What Your Dentist Wants You To Know About Your Teeth

shutterstock_221590798_croppedIt’s a given – we all know how important oral health is. Our teeth help us chew food for proper digestion and allow us to speak properly. They even give us that killer smile that helps us in our everyday interactions with each other. But, just like any other part of the body, the mouth can experience problems that can cause pain and discomfort. Problems in the mouth also may indicate underlying medical issues that a person may be experiencing.

Mouth Pain and discomfort

With 32 permanent teeth (incisors, canines, bicuspids, and molars), we’re bound to experience some occasional pain and discomfort in our mouths:
  • Cavities: We’re all familiar with this one. Cavities normally occur as an effect of poor oral hygiene, a poor diet, or even as a result of a dry mouth due to certain medications. When cavities go undetected or untreated, they cause pain because the hole created by the cavity exposes sensitive nerve endings in the tooth.
  • Fillings: Unfortunately, fillings don’t last forever. If they become worn or damaged, they can leave your tooth susceptible to tooth aches.
  • Teeth grinding: Many people unknowingly grind their teeth while sleeping, and some do it when they’re stressed or frustrated. All that grinding causes excess wear on teeth, which makes them more likely to ache.
  • Repetitive motion: Chewing gum or gnawing on your favorite beef jerky forces your jaw to work harder than it would if you were eating a normal meal. In turn, that can cause discomfort in your teeth and jaw.
  • Tooth sensitivity: Teeth can be sensitive to heat, cold, and even things like sugar. Exposing sensitive teeth to any of these factors can cause a sharp pain that makes it difficult to eat or drink.

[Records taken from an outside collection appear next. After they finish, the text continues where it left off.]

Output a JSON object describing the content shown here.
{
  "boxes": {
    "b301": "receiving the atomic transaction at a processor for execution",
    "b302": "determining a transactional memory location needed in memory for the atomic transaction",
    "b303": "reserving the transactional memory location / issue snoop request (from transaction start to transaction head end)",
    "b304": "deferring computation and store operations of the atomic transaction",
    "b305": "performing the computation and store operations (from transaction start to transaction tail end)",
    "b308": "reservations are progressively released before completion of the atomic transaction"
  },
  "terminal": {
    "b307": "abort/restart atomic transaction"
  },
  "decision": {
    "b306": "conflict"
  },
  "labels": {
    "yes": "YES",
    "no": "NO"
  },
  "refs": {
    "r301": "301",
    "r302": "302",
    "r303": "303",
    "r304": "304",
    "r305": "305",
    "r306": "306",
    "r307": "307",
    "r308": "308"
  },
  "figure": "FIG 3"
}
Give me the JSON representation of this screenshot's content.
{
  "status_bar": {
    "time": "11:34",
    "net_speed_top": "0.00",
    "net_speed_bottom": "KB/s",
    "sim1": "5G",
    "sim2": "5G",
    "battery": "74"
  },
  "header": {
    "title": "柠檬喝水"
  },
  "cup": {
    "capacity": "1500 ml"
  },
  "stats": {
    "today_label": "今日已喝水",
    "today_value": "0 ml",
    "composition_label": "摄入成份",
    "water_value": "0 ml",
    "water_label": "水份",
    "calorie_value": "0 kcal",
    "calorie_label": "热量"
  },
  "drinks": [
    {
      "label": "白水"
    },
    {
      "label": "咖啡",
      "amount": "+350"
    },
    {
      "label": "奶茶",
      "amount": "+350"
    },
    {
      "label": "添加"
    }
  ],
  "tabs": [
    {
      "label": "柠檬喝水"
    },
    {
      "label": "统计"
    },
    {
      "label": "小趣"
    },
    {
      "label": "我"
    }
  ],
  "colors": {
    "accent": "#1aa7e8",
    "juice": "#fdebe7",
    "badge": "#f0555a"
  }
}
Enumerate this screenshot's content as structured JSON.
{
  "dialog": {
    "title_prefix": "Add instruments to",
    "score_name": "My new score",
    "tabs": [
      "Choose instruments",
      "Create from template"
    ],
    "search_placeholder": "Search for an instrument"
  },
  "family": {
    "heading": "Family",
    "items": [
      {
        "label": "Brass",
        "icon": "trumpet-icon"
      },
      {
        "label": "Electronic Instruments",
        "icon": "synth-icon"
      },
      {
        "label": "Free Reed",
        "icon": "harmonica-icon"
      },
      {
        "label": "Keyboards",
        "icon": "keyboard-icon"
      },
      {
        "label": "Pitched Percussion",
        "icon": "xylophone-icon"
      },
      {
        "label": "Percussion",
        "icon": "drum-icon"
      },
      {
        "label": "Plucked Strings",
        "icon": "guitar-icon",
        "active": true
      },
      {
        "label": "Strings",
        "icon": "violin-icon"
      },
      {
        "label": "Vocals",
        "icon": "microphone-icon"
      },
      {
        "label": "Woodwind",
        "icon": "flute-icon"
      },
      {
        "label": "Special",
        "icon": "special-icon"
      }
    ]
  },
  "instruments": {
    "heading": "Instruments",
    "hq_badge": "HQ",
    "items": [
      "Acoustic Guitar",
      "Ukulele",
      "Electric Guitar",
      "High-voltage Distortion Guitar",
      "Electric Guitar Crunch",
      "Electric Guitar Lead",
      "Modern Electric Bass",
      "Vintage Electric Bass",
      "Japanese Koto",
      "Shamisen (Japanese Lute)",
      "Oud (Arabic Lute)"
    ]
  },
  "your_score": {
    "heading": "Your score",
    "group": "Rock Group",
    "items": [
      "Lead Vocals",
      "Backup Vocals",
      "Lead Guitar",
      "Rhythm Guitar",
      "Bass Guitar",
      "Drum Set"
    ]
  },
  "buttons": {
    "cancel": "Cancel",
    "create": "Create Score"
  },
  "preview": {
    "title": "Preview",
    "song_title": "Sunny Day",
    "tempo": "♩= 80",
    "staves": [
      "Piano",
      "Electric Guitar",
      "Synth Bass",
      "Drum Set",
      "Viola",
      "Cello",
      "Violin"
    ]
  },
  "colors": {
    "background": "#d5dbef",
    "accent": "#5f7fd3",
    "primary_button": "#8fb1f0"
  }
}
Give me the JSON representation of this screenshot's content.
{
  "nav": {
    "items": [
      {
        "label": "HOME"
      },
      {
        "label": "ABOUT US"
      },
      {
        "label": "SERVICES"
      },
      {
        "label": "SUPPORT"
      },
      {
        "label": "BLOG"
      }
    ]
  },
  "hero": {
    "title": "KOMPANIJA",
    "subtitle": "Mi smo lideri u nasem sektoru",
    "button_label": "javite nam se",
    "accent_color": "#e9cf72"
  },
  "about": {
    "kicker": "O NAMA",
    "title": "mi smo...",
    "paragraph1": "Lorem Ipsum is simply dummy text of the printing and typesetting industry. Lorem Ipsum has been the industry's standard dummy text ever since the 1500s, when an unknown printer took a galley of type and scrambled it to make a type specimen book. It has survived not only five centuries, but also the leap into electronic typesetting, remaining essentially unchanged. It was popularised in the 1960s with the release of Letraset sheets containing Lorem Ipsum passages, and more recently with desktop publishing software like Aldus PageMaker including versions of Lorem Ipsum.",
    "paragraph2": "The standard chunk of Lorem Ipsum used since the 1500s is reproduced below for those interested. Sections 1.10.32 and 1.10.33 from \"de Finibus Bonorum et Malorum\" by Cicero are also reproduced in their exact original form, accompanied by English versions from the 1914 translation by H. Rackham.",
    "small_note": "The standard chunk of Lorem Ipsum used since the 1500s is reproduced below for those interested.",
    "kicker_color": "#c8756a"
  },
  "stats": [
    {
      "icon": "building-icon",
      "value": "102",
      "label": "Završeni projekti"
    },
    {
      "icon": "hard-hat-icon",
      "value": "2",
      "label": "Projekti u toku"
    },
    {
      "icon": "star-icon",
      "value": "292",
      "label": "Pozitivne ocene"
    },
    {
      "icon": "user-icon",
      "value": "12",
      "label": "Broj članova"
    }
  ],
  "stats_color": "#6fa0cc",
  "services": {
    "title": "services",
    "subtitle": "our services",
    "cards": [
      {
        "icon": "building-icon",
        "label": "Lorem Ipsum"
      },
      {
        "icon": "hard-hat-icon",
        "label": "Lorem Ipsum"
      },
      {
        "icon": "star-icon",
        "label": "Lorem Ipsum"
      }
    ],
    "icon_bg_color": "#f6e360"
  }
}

Why your gums bleed

When you think of your mouth, the first thing that likely comes to mind is teeth, right? It’s easy to forget that other things in the mouth (like gums) are also essential to good oral health. Healthy gums help prevent tooth decay, and are the foundation for a healthy mouth. Sometimes your gums can bleed, which could be caused by:
  • Brushing technique: You may notice that your gums bleed occasionally while you brush your teeth. This may be a sign that you’re brushing your teeth too vigorously. Your gums are a very sensitive tissue, so try to slow down and be gentle. You may also want to look at switching to a toothbrush with softer bristles.
  • Gum disease: There are two forms of gum disease – gingivitis and periodontal disease. Gingivitis is an inflammation of the gum tissue, which can lead to sore and bleeding gums. If gingivitis is left untreated, it can develop into periodontal disease. Periodontal disease moves below the gum line and can cause the gums to recede, breakdown of the bone supporting the teeth, and eventually tooth loss.
If you ever experience bleeding gums, you should take it seriously and consult with a dentist as soon as possible.

Your mouth can affect your overall health

Here at Elevate Dental Wellness, we recognize that your past, present, and future oral health can affect your overall health. Studies have shown links between poor oral health and diabetes, heart disease, and even Alzheimer’s disease. We encourage you to take your dental care seriously, and visit a dentist regularly to ensure that your mouth is as healthy as it can be.


If you have any questions, or would like to visit with Drs. Van Gorden or Steinbach, please call us at 970-279-5647, or visit us at elevatewillits.com.